Data items
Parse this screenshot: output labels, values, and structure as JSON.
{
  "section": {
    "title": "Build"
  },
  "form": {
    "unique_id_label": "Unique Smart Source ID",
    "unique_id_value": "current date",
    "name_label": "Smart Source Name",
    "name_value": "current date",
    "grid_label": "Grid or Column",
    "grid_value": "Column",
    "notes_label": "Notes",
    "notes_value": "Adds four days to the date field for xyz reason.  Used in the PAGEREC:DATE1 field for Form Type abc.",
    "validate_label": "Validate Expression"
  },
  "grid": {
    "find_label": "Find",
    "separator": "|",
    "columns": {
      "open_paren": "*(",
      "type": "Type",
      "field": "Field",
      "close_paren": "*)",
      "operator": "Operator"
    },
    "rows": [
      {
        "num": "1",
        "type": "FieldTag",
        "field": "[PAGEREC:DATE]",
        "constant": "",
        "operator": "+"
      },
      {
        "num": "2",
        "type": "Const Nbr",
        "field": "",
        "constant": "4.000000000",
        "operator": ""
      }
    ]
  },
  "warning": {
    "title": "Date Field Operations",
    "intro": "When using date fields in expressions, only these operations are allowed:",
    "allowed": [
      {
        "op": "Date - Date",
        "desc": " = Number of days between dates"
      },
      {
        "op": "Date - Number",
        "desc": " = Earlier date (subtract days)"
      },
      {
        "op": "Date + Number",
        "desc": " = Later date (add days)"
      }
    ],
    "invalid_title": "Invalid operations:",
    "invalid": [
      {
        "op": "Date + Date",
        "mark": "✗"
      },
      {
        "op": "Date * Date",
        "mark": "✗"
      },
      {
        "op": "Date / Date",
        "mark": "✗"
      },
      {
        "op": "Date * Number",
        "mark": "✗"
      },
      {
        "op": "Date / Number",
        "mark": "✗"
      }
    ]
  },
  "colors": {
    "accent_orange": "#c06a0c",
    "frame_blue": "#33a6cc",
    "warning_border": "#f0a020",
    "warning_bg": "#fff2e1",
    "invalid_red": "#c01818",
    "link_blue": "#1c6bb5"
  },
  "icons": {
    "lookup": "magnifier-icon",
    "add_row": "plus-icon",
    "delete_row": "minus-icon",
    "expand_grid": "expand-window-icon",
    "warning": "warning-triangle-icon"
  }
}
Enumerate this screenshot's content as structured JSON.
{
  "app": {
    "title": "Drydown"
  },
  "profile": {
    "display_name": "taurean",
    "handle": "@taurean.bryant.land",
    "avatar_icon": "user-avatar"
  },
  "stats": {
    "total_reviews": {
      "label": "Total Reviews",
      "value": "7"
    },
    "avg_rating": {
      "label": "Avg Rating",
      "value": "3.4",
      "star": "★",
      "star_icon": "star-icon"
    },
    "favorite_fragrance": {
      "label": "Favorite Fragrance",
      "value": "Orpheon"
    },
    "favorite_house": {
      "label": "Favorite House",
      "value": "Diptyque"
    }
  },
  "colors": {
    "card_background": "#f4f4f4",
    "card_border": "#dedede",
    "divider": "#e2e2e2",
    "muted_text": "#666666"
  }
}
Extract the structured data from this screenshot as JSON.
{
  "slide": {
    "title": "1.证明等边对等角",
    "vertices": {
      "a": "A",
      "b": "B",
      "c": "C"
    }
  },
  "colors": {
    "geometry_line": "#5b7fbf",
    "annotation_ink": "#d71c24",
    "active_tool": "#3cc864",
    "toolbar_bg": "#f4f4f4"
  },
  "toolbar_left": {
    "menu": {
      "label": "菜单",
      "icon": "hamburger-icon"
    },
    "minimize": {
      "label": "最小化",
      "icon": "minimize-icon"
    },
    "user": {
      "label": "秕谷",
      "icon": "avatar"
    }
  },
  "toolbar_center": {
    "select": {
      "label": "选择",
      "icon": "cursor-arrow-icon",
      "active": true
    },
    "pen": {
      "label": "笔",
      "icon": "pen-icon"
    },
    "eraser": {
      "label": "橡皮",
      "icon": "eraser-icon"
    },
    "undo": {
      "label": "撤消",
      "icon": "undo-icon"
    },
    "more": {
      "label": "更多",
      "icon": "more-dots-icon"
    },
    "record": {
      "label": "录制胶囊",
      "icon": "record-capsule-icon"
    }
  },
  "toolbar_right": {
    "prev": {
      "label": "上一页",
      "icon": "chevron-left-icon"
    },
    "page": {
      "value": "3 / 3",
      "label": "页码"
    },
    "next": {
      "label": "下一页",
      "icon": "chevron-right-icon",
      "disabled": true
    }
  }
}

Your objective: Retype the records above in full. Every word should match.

Result:
Parse this screenshot: output labels, values, and structure as JSON.
{
  "section": {
    "title": "Build"
  },
  "form": {
    "unique_id_label": "Unique Smart Source ID",
    "unique_id_value": "current date",
    "name_label": "Smart Source Name",
    "name_value": "current date",
    "grid_label": "Grid or Column",
    "grid_value": "Column",
    "notes_label": "Notes",
    "notes_value": "Adds four days to the date field for xyz reason.  Used in the PAGEREC:DATE1 field for Form Type abc.",
    "validate_label": "Validate Expression"
  },
  "grid": {
    "find_label": "Find",
    "separator": "|",
    "columns": {
      "open_paren": "*(",
      "type": "Type",
      "field": "Field",
      "close_paren": "*)",
      "operator": "Operator"
    },
    "rows": [
      {
        "num": "1",
        "type": "FieldTag",
        "field": "[PAGEREC:DATE]",
        "constant": "",
        "operator": "+"
      },
      {
        "num": "2",
        "type": "Const Nbr",
        "field": "",
        "constant": "4.000000000",
        "operator": ""
      }
    ]
  },
  "warning": {
    "title": "Date Field Operations",
    "intro": "When using date fields in expressions, only these operations are allowed:",
    "allowed": [
      {
        "op": "Date - Date",
        "desc": " = Number of days between dates"
      },
      {
        "op": "Date - Number",
        "desc": " = Earlier date (subtract days)"
      },
      {
        "op": "Date + Number",
        "desc": " = Later date (add days)"
      }
    ],
    "invalid_title": "Invalid operations:",
    "invalid": [
      {
        "op": "Date + Date",
        "mark": "✗"
      },
      {
        "op": "Date * Date",
        "mark": "✗"
      },
      {
        "op": "Date / Date",
        "mark": "✗"
      },
      {
        "op": "Date * Number",
        "mark": "✗"
      },
      {
        "op": "Date / Number",
        "mark": "✗"
      }
    ]
  },
  "colors": {
    "accent_orange": "#c06a0c",
    "frame_blue": "#33a6cc",
    "warning_border": "#f0a020",
    "warning_bg": "#fff2e1",
    "invalid_red": "#c01818",
    "link_blue": "#1c6bb5"
  },
  "icons": {
    "lookup": "magnifier-icon",
    "add_row": "plus-icon",
    "delete_row": "minus-icon",
    "expand_grid": "expand-window-icon",
    "warning": "warning-triangle-icon"
  }
}
Enumerate this screenshot's content as structured JSON.
{
  "app": {
    "title": "Drydown"
  },
  "profile": {
    "display_name": "taurean",
    "handle": "@taurean.bryant.land",
    "avatar_icon": "user-avatar"
  },
  "stats": {
    "total_reviews": {
      "label": "Total Reviews",
      "value": "7"
    },
    "avg_rating": {
      "label": "Avg Rating",
      "value": "3.4",
      "star": "★",
      "star_icon": "star-icon"
    },
    "favorite_fragrance": {
      "label": "Favorite Fragrance",
      "value": "Orpheon"
    },
    "favorite_house": {
      "label": "Favorite House",
      "value": "Diptyque"
    }
  },
  "colors": {
    "card_background": "#f4f4f4",
    "card_border": "#dedede",
    "divider": "#e2e2e2",
    "muted_text": "#666666"
  }
}
Extract the structured data from this screenshot as JSON.
{
  "slide": {
    "title": "1.证明等边对等角",
    "vertices": {
      "a": "A",
      "b": "B",
      "c": "C"
    }
  },
  "colors": {
    "geometry_line": "#5b7fbf",
    "annotation_ink": "#d71c24",
    "active_tool": "#3cc864",
    "toolbar_bg": "#f4f4f4"
  },
  "toolbar_left": {
    "menu": {
      "label": "菜单",
      "icon": "hamburger-icon"
    },
    "minimize": {
      "label": "最小化",
      "icon": "minimize-icon"
    },
    "user": {
      "label": "秕谷",
      "icon": "avatar"
    }
  },
  "toolbar_center": {
    "select": {
      "label": "选择",
      "icon": "cursor-arrow-icon",
      "active": true
    },
    "pen": {
      "label": "笔",
      "icon": "pen-icon"
    },
    "eraser": {
      "label": "橡皮",
      "icon": "eraser-icon"
    },
    "undo": {
      "label": "撤消",
      "icon": "undo-icon"
    },
    "more": {
      "label": "更多",
      "icon": "more-dots-icon"
    },
    "record": {
      "label": "录制胶囊",
      "icon": "record-capsule-icon"
    }
  },
  "toolbar_right": {
    "prev": {
      "label": "上一页",
      "icon": "chevron-left-icon"
    },
    "page": {
      "value": "3 / 3",
      "label": "页码"
    },
    "next": {
      "label": "下一页",
      "icon": "chevron-right-icon",
      "disabled": true
    }
  }
}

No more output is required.